Author: Grace Shackman
Jeff Schaffer was still in his twenties in 1976 when Manchester's village president, David Little, recruited him to join the village council.
"He knew a lot about construction," recalls Little. "He was a young guy, but so was I."
At the time, Manchester was building two bridges and overhauling its sewer and water systems. Schaffer worked at Wolverine Pipe Line, a company that pipes gas from Texas, and Little wanted the benefit of his experience.
At the next election. Little stepped down as village president. Schaffer succeeded him, staying two terms. During Schaffer's time in Manchester government, the village separated its storm and sanitary sewers, upgraded its sewage treatment plant, built a water tower, and added new fire hydrants.
Last March Schaffer was again elected village president, twenty years after his first stint. Today Manchester's main issue is growth—another good project for a man who takes pride, as Little puts it, in "physical acheivements."
Schaffer has lived in the Manchester area all his life, except for a brief stay in Ypsilanti while he attended Cleary College. His grandfather owned a dairy farm west of town at Austin and Sharon Hollow roads, and also co-owned a lumber yard where the Manchester Township Hall now stands. Schaffer says he grew up to value community service after seeing how his grandfather was always willing to help his neighbors.

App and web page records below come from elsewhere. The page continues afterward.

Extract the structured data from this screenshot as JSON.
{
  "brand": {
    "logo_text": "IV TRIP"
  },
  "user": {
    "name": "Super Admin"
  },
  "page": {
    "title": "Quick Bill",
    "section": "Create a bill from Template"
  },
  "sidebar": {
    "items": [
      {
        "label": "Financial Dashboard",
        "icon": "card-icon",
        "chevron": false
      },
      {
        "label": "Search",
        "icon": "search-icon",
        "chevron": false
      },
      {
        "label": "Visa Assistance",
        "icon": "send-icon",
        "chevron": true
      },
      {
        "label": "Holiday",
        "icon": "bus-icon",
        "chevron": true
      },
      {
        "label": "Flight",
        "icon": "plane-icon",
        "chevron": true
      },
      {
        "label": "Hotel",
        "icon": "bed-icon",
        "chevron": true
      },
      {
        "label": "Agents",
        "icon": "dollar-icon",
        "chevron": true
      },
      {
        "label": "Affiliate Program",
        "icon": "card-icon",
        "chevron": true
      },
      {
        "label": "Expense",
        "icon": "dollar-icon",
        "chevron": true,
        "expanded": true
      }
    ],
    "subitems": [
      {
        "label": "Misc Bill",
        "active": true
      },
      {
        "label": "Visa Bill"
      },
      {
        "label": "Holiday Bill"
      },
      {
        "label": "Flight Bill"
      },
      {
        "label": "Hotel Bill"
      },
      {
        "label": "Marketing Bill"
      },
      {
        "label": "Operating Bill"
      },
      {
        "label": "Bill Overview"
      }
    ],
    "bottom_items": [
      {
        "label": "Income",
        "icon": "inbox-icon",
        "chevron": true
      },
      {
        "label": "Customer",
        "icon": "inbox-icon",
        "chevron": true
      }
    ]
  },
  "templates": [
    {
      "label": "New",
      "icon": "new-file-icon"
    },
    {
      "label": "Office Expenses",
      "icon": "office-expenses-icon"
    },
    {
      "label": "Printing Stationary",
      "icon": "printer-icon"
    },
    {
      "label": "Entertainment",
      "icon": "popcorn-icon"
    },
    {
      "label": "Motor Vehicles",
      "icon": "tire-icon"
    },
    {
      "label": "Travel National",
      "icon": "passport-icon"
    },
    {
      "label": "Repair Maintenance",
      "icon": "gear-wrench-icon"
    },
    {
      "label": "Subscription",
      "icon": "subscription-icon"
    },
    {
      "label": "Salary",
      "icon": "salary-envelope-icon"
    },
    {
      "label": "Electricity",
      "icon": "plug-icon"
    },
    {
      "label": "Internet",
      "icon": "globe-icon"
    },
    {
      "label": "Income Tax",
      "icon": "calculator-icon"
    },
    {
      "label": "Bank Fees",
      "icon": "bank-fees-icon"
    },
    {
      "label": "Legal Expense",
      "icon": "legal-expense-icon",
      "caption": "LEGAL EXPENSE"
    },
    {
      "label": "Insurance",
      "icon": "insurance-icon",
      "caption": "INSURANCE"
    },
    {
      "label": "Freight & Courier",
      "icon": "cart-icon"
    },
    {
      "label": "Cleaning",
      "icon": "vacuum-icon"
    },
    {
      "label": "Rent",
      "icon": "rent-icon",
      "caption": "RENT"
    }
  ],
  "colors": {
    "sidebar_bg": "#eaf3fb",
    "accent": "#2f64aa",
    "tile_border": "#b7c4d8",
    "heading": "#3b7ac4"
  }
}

"He'd say to someone who lost a barn and couldn't afford a new one, 'Don't worry, we'll give you the lumber,'" Schaffer recalls.
In the years between his two stints as village president, Schaffer served on Manchester's school board, and he and his wife, Connie, raised two children, Dawn and William. After twenty-seven years at Wolverine Pipe Line, he is now in charge of above-ground maintenance on Wolverine's systems from Kalamazoo to Detroit to Toledo.
Although Schaffer is a grandfather, he's still slender and still blond. He wears jeans, a T-shirt, and cowboy boots to work and treats colleagues and customers with small-town politeness—he addresses people as "ma'am" and "sir." His style, both as a boss and as a village leader, is to work as part of a team. "I encourage people on council to talk," he says.
In the last twenty years, Manchester has changed in many ways. There is no longer any active farming within the village limits. A few new industries have moved in. A village manager, Jeff Wallace, now runs day-to-day operations.
But Manchester is still a small town, and Schaffer says he appreciates the values that come with that—"the closeness, the willingness to be a good neighbor."
Still, he says, growth is a fact of life. Two housing projects are being built in the village, the homes and condos of Manchester Woods and the River Ridge apartments. Several other housing and light industry projects are in the discussion stage. "I'm not adverse to growth," explains Schaffer, "but we need to control growth, shape it so it's a good deal."
Appropriately, Schaffer uses a construction metaphor to describe his work as village president. "I keep laying the bricks in the foundation," he says. "It'll be here when we're long gone."